- [Exercise directions]: Copy all lines below that use the word "Dumbbell".

- [Available data]:
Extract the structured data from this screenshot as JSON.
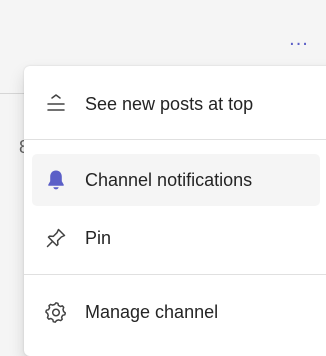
{
  "header": {
    "more_options_label": "..."
  },
  "menu": {
    "items": [
      {
        "label": "See new posts at top",
        "icon": "sort-newest-top-icon"
      },
      {
        "label": "Channel notifications",
        "icon": "bell-icon",
        "highlighted": true
      },
      {
        "label": "Pin",
        "icon": "pin-icon"
      },
      {
        "label": "Manage channel",
        "icon": "gear-icon"
      }
    ]
  },
  "colors": {
    "accent": "#5b5fc7",
    "text": "#242424",
    "hover_bg": "#f5f5f5"
  }
}
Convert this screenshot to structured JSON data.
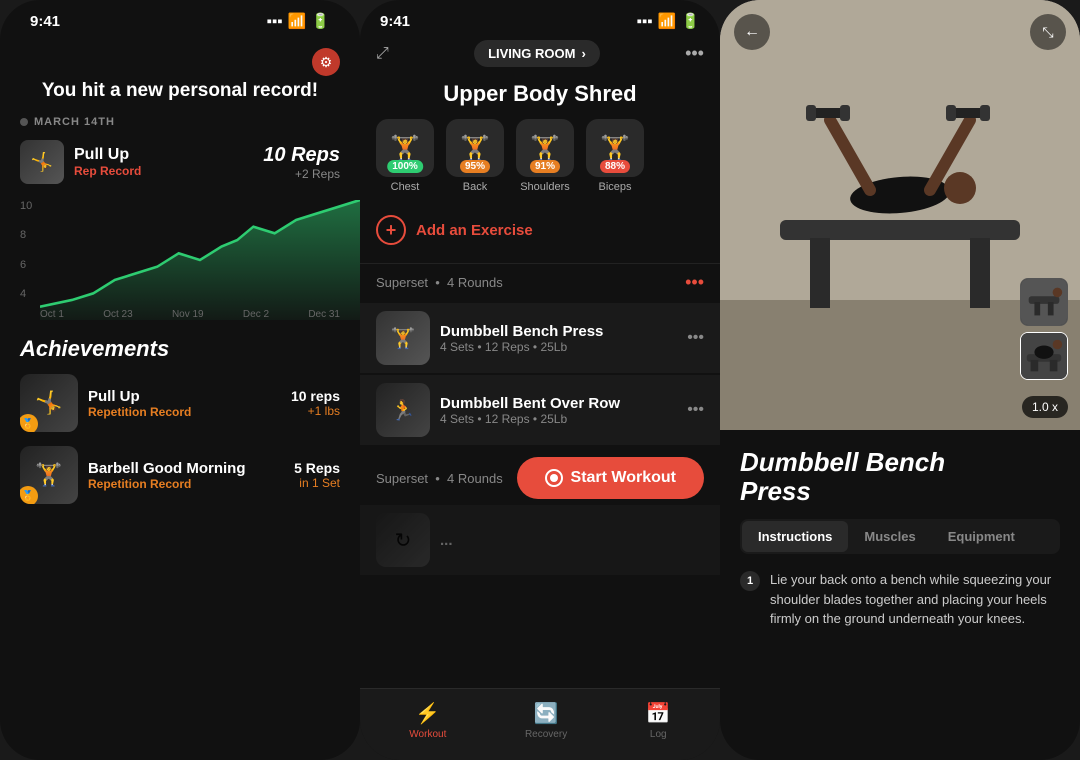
{
  "panel1": {
    "statusbar": {
      "time": "9:41"
    },
    "headline": "You hit a new personal record!",
    "date": "MARCH 14TH",
    "record": {
      "name": "Pull Up",
      "sub": "Rep Record",
      "reps": "10",
      "unit": " Reps",
      "delta": "+2 Reps"
    },
    "chart": {
      "yLabels": [
        "10",
        "8",
        "6",
        "4"
      ],
      "xLabels": [
        "Oct 1",
        "Oct 23",
        "Nov 19",
        "Dec 2",
        "Dec 31"
      ]
    },
    "achievements_title": "Achievements",
    "achievements": [
      {
        "name": "Pull Up",
        "sub": "Repetition Record",
        "reps": "10 reps",
        "detail": "+1 lbs"
      },
      {
        "name": "Barbell Good Morning",
        "sub": "Repetition Record",
        "reps": "5 Reps",
        "detail": "in 1 Set"
      }
    ]
  },
  "panel2": {
    "statusbar": {
      "time": "9:41"
    },
    "location": "LIVING ROOM",
    "title": "Upper Body Shred",
    "muscles": [
      {
        "label": "Chest",
        "pct": "100%",
        "pctClass": "pct-green",
        "emoji": "🏋"
      },
      {
        "label": "Back",
        "pct": "95%",
        "pctClass": "pct-orange",
        "emoji": "🏋"
      },
      {
        "label": "Shoulders",
        "pct": "91%",
        "pctClass": "pct-orange",
        "emoji": "🏋"
      },
      {
        "label": "Biceps",
        "pct": "88%",
        "pctClass": "pct-red",
        "emoji": "🏋"
      }
    ],
    "add_exercise": "Add an Exercise",
    "superset1": {
      "label": "Superset",
      "rounds": "4 Rounds"
    },
    "exercises": [
      {
        "name": "Dumbbell Bench Press",
        "detail": "4 Sets • 12 Reps • 25Lb"
      },
      {
        "name": "Dumbbell Bent Over Row",
        "detail": "4 Sets • 12 Reps • 25Lb"
      }
    ],
    "superset2": {
      "label": "Superset",
      "rounds": "4 Rounds"
    },
    "start_workout": "Start Workout",
    "nav": {
      "workout": "Workout",
      "recovery": "Recovery",
      "log": "Log"
    }
  },
  "panel3": {
    "back_label": "←",
    "exercise_title": "Dumbbell Bench\nPress",
    "speed": "1.0 x",
    "tabs": [
      "Instructions",
      "Muscles",
      "Equipment"
    ],
    "active_tab": "Instructions",
    "instruction": "Lie your back onto a bench while squeezing your shoulder blades together and placing your heels firmly on the ground underneath your knees."
  }
}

- [Response box]:
        "name": "Dumbbell Bench Press",
        "name": "Dumbbell Bent Over Row",
    "exercise_title": "Dumbbell Bench\nPress",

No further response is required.